We also have started to rethink the traditional MBA from a purpose perspective, and we have been creating ways to expose all MIP students and alumni to this paradigm through short courses and leadership coaching services. At the same time, we are reaching companies through our Purpose Lab, which blends executive education and strategic consulting capabilities to provide business leaders with the space, resources, and support they need to create purpose-led businesses. Through the lab, executives can gain insights on how to envision and enact purpose-led strategies. They can also benefit from one-on-one coaching sessions and the chance to interact with a community of practitioners who share experiences and perspectives.
Finally, we have sought and received B Corp Certification, which recognizes the commitment companies make to pursuing sustainable development and building a more inclusive society. MIP Politecnico is one of the first business schools worldwide that has received the designation.
The Third Challenge
One of the biggest challenges for the business school market has always been understanding what goes on inside companies so that we can prepare our students to become managers and leaders. Another challenge is finding ways to integrate businesses into the fabric of our schools.
Today we have a third challenge: innovating our educational methods so we can help future managers, entrepreneurs, and business leaders understand that profit should not be the sole goal of the organization.

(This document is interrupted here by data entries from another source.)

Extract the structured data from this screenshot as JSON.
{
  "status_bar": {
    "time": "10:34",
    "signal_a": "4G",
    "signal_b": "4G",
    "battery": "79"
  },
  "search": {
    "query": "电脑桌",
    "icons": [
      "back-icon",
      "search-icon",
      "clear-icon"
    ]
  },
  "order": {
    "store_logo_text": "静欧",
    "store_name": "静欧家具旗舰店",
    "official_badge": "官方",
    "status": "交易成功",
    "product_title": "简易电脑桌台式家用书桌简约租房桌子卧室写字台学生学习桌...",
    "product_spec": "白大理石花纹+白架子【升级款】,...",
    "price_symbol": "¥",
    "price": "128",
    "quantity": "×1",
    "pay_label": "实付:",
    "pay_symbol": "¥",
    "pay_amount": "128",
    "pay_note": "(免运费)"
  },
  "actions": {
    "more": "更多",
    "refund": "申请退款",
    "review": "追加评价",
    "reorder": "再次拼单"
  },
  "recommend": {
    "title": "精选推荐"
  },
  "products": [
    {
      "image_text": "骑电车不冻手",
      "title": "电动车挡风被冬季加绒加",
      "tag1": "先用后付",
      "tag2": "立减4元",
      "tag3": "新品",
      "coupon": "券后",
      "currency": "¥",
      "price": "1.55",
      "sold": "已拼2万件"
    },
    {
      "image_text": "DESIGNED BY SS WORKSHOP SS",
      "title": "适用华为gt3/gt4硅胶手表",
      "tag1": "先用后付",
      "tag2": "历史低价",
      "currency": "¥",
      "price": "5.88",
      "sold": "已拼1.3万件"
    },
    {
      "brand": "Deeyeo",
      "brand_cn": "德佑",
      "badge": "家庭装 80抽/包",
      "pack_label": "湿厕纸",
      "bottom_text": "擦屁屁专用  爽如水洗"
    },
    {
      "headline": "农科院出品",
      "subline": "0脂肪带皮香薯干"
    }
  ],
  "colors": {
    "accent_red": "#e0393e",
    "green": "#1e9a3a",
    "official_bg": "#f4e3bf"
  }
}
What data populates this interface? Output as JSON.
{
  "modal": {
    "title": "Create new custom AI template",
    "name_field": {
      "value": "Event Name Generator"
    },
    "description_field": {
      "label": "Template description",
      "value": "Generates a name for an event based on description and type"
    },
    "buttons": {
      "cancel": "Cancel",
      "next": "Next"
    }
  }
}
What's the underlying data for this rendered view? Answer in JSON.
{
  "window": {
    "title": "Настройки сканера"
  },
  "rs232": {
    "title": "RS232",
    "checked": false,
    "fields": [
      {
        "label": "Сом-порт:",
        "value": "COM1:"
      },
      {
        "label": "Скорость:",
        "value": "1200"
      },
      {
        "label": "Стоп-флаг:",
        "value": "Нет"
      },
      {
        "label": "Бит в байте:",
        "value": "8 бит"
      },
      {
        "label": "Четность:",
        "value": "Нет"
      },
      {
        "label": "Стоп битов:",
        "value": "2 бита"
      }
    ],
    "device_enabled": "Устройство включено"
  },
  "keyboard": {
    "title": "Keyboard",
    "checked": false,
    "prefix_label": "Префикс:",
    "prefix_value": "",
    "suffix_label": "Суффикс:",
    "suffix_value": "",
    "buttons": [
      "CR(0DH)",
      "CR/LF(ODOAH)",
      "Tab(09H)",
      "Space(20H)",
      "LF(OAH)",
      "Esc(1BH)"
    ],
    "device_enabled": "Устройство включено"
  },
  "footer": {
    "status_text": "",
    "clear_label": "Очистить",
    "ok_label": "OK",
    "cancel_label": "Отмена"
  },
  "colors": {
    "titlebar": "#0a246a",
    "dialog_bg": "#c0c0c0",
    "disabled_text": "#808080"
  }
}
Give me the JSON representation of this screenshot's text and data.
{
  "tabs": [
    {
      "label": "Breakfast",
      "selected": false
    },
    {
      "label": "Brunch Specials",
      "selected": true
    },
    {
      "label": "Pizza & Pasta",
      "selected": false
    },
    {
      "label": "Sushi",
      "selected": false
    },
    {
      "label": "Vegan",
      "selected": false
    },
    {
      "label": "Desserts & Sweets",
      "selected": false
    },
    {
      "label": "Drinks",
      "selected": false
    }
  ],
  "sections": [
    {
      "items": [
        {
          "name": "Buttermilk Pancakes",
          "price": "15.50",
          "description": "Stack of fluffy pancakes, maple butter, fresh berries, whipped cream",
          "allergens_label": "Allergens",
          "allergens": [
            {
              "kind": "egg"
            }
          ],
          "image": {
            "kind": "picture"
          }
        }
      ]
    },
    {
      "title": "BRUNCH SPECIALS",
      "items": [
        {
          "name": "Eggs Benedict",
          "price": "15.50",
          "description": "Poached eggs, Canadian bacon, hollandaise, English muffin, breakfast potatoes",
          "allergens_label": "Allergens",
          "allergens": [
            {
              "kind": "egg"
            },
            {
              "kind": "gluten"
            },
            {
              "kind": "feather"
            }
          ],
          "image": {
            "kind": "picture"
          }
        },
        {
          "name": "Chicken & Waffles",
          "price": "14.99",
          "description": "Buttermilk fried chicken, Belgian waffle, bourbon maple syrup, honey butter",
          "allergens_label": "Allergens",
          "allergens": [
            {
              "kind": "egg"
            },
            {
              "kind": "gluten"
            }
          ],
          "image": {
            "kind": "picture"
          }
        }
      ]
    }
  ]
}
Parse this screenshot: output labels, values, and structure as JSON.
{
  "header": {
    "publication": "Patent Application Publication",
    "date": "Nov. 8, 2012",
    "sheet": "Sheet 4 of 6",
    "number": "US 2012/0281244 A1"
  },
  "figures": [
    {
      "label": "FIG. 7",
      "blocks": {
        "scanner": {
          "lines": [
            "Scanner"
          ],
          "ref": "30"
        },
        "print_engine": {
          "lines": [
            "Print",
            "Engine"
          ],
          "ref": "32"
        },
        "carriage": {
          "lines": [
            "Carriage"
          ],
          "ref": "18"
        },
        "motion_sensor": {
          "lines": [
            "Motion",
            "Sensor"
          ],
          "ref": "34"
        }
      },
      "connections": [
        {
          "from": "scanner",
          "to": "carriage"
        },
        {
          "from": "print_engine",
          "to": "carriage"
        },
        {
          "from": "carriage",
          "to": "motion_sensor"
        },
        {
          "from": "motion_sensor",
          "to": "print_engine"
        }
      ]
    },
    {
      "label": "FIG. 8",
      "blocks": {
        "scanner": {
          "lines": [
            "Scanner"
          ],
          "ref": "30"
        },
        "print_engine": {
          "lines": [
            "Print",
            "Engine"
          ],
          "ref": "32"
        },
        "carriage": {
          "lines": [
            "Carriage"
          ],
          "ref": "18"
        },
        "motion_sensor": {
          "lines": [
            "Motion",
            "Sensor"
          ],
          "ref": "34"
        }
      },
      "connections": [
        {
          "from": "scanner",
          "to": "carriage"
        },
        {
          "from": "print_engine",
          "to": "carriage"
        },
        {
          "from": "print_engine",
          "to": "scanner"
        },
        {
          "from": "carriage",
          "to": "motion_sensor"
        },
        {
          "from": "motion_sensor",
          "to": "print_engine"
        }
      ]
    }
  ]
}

As the landscape of business changes, the aims of business schools also must change. We must shift from believing that our sole purpose is to help individuals succeed in their careers to embracing the notion that we serve a wider, collective, and elevated purpose.
Universities and business schools have always been places where people and ideas meet. They’re places where future leaders develop their critical thinking, build their creativity and leadership, and pursue their purposes. This is the tradition of higher education that we want to continue. We want to help our students—the next generation of leaders—discover how they can make a wider positive impact on society as a whole.
Federico Frattini is dean of MIP Politecnico di Milano in Italy.